As covariates, age, sex, educational attainment, and comorbidities (hypertension, hyperlipidemia, diabetes mellitus, and heart disease) were assessed through face-to-face interviews at baseline. We also included drinking and smoking habits (current vs. former/never), slow gait speed, physical inactivity, living arrangements (living alone or cohabiting), and global cognitive function at baseline as covariates. The gait speed was measured over a 2.4-m distance, and the mean gait speed of five trials of < 1.0 m/s was defined as slow gait speed . The physical inactivity was evaluated by asking the following: (1) “Do you engage in more than moderate levels of physical exercise or sports aimed at health?” and (2) “Do you engage in low levels of physical exercise aimed at health?” Participants who responded “no” to both questions were classified as inactive . The global cognitive function was assessed using the MMSE; the MMSE scores ranged from 0 to 30, with higher scores indicating better cognitive performance .
To begin with, we compared baseline characteristics between participants with and without dementia incidence using Student’s t-test for continuous variables and χ2 test for categorical variables. And then, for model construction and validation, we randomly divided the dataset into training and test datasets in a 6:4 ratio.
First, in the training dataset, the optimal cut-off points of the STAD score that best discriminated participants who developed and did not develop dementia were identified using the Youden Index . In the test dataset, the cumulative survival rate of the incidence of dementia during the 24-month follow-up according to the cut-off points was calculated using Kaplan–Meier curves, and intergroup differences were estimated using a log-rank test. Additionally, a Cox proportional hazards regression analysis was conducted to examine the predictive validity of STAD cut-off points for the prediction of dementia incidence.

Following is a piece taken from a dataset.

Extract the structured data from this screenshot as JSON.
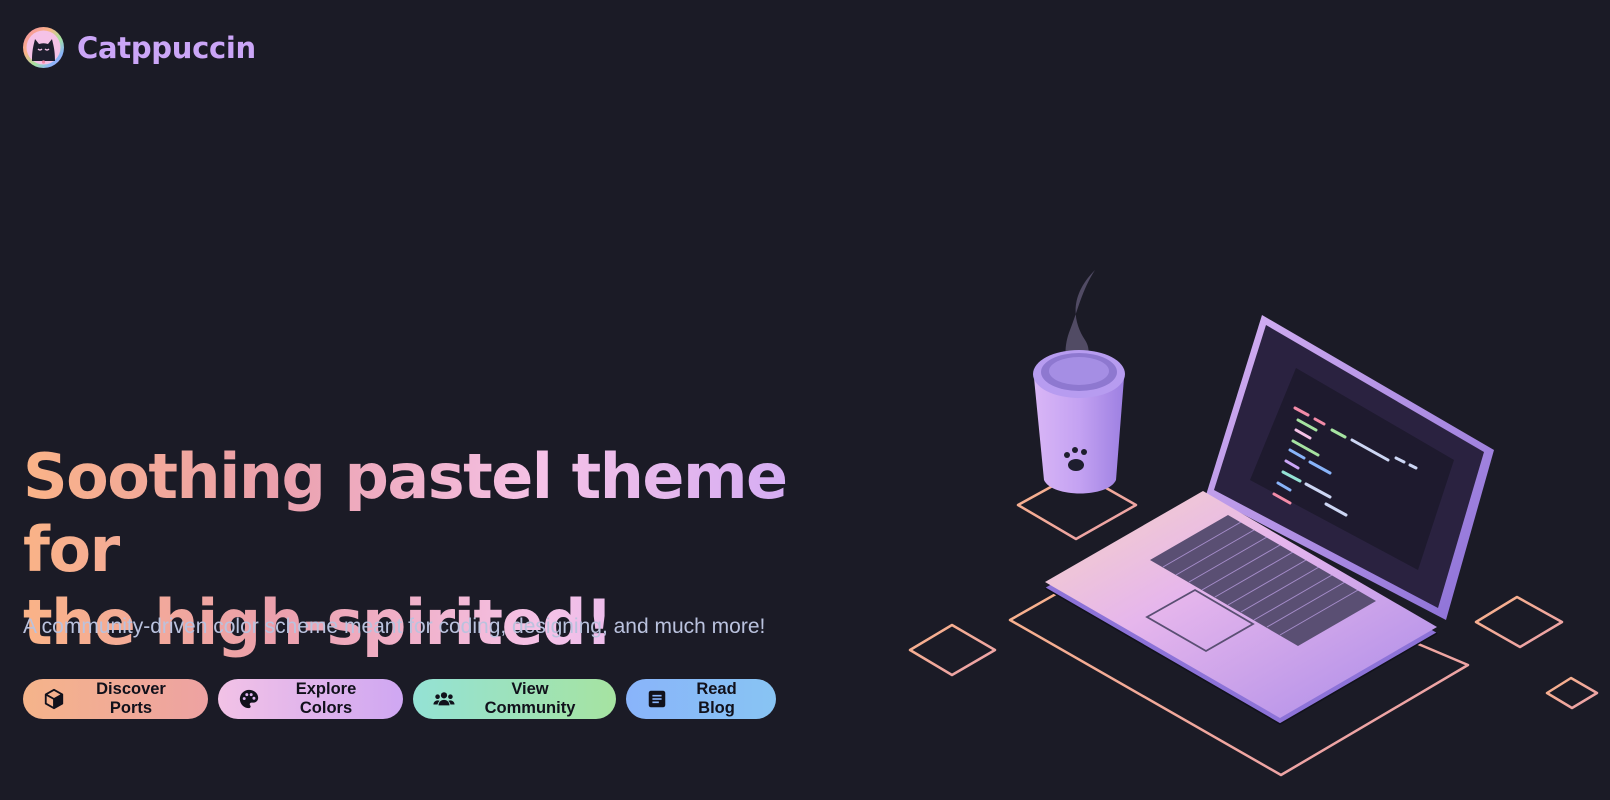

The hazard ratios (HRs) were calculated with 95% confidence intervals (CIs) for the risk of dementia.
Second, we used a decision-tree model to enhance the predictive ability of STAD for dementia risk screening. We performed a decision-tree analysis using the CART algorithm to identify the optimal and minimum combination of STAD items for predicting the risk of dementia in the training dataset. The CART algorithm is based on recursive partitioning analysis, and the aim is to develop prediction rules by constructing binary trees. For this analysis, the Gini index  was used as the splitting criterion, which characterized the impurity of a sample set, and the maximum tree depth was set to 3. Additionally, the synthetic minority oversampling technique (SMOTE)  was applied to solve the problem of imbalanced data in the dementia status (incidence rate of dementia was only 2.2%), as some supervised algorithms showed worse performance with unbalanced datasets.
Third, a logistic regression model using cut-off points of the STAD score was also created as a benchmark to evaluate the decision-tree model. In the test dataset, we identified the model performance of the decision-tree model and logistic regression model using areas under the curve (AUC) based on the receiver operating characteristic (ROC) analysis, accuracy, sensitivity, and specificity. All analyses were performed using IBM SPSS Statistics 25 and IBM SPSS Modeler 18 (IBM Japan, Tokyo, Japan). The level of statistical significance was set at P < 0.05.